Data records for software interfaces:
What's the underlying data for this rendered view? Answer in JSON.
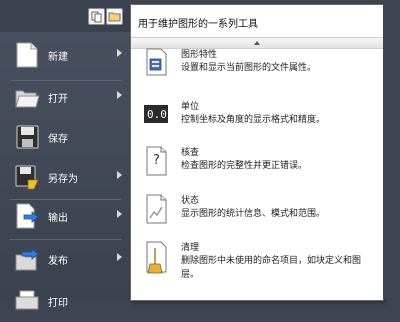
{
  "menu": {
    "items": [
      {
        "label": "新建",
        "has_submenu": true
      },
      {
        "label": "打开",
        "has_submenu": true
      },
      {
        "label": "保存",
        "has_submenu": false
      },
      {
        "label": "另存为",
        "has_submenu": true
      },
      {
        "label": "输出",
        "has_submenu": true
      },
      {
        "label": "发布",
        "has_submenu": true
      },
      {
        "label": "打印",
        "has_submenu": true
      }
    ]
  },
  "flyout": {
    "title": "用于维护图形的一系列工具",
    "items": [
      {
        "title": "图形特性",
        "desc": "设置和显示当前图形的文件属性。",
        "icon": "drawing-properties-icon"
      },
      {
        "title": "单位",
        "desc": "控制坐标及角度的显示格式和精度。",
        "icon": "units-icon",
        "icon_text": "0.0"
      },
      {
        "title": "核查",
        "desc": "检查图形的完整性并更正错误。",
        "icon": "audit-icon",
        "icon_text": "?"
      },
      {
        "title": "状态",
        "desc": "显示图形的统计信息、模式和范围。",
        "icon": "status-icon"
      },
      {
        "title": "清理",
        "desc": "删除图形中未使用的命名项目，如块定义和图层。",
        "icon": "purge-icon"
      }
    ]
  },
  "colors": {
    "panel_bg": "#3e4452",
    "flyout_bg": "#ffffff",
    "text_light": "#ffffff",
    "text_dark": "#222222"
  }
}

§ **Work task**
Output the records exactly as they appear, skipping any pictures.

§ **Response for this exercise**
What's the underlying data for this rendered view? Answer in JSON.
{
  "menu": {
    "items": [
      {
        "label": "新建",
        "has_submenu": true
      },
      {
        "label": "打开",
        "has_submenu": true
      },
      {
        "label": "保存",
        "has_submenu": false
      },
      {
        "label": "另存为",
        "has_submenu": true
      },
      {
        "label": "输出",
        "has_submenu": true
      },
      {
        "label": "发布",
        "has_submenu": true
      },
      {
        "label": "打印",
        "has_submenu": true
      }
    ]
  },
  "flyout": {
    "title": "用于维护图形的一系列工具",
    "items": [
      {
        "title": "图形特性",
        "desc": "设置和显示当前图形的文件属性。",
        "icon": "drawing-properties-icon"
      },
      {
        "title": "单位",
        "desc": "控制坐标及角度的显示格式和精度。",
        "icon": "units-icon",
        "icon_text": "0.0"
      },
      {
        "title": "核查",
        "desc": "检查图形的完整性并更正错误。",
        "icon": "audit-icon",
        "icon_text": "?"
      },
      {
        "title": "状态",
        "desc": "显示图形的统计信息、模式和范围。",
        "icon": "status-icon"
      },
      {
        "title": "清理",
        "desc": "删除图形中未使用的命名项目，如块定义和图层。",
        "icon": "purge-icon"
      }
    ]
  },
  "colors": {
    "panel_bg": "#3e4452",
    "flyout_bg": "#ffffff",
    "text_light": "#ffffff",
    "text_dark": "#222222"
  }
}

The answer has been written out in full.